From the above data it is clear that life in border areas (particularly their towns) constitutes a substantial part of Europeans’ experience. These areas contain a great many towns of varying sizes and arrangements, forming urban systems such as those between Benelux and Germany; between the former Czechoslovakia, Austria, Hungary, and Romania; between the countries of northern and central Europe; and among the countries of eastern Europe (the former Soviet Union).
As a global demographic phenomenon, a great many people live in an environment of trade, of openness between different state systems, and of everyday cosmopolitanism. This total, more than 44 million, is concentrated more densely in particular countries and particular inter-nation and inter-state contexts. For sociologists, the benefit of these border towns is that a co-operative Europe may thus find a kind of laboratory in border towns. Above all, twin towns and towns lying alongside each other divided "only" by the political lines between two or more states are worthy of some specific considerations.
* The area of Europe comprised in the 50 km-wide swath of land on either side of the borders separating the 28 states included in this research accounts for no less than 7.7% of the more than 577 million inhabitants of Europe and the ex-Soviet countries bordering central Europe. If we add to this urban population the people living in the sparsely populated areas with no urban centers—rural areas, mountain areas or areas gravitating around centers more than 25 kilometres from state borders—this comes to 10% of Europe’s inhabitants.
Submit Ideas for the International Perspectives Column
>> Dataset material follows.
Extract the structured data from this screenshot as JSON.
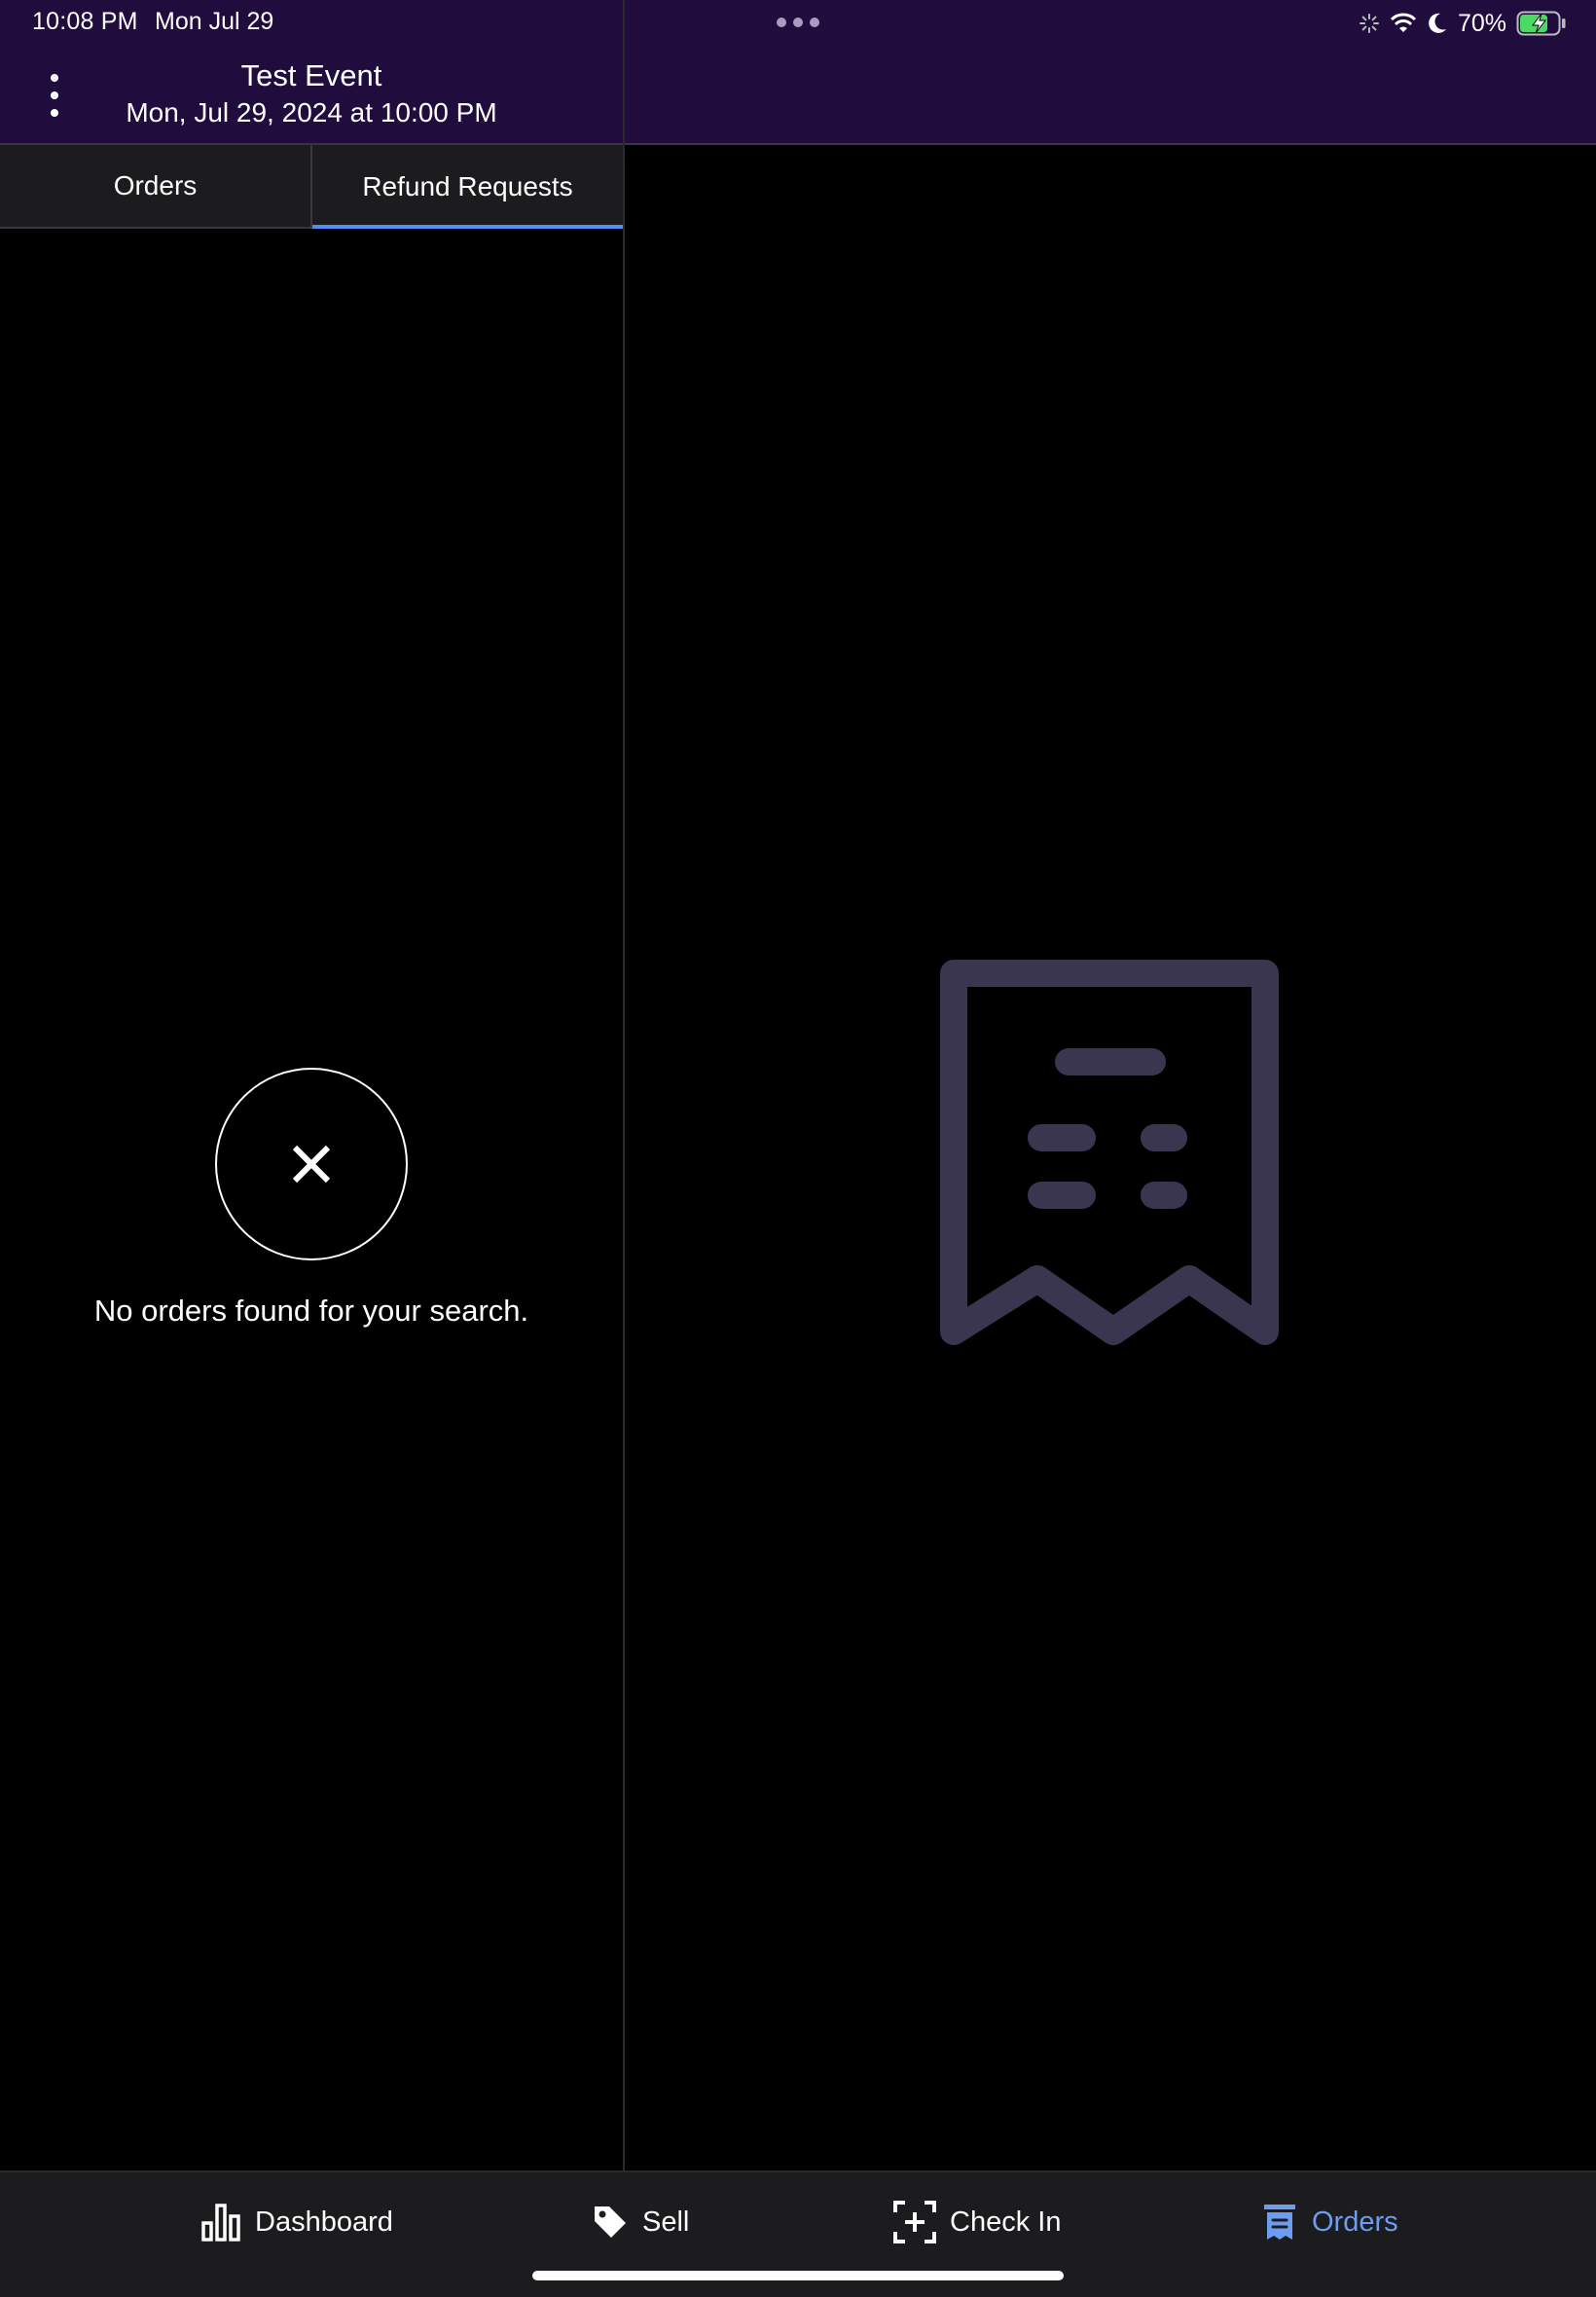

Footnotes invites contributions from knowledgeable non-North American sociologists on the state of the discipline and profession of sociology in countries outside North America for publication in the new occasional column, "International Perspectives." Sociological analyses of significant national events in these countries that would be of interest to North American sociologists are welcome for publication. Original contributions must be in English and no more than 1,100 words. To discuss possible contributions or send material, contact Lee Herring, Associate Editor (firstname.lastname@example.org), or Johanna Olexy, Managing Editor (email@example.com).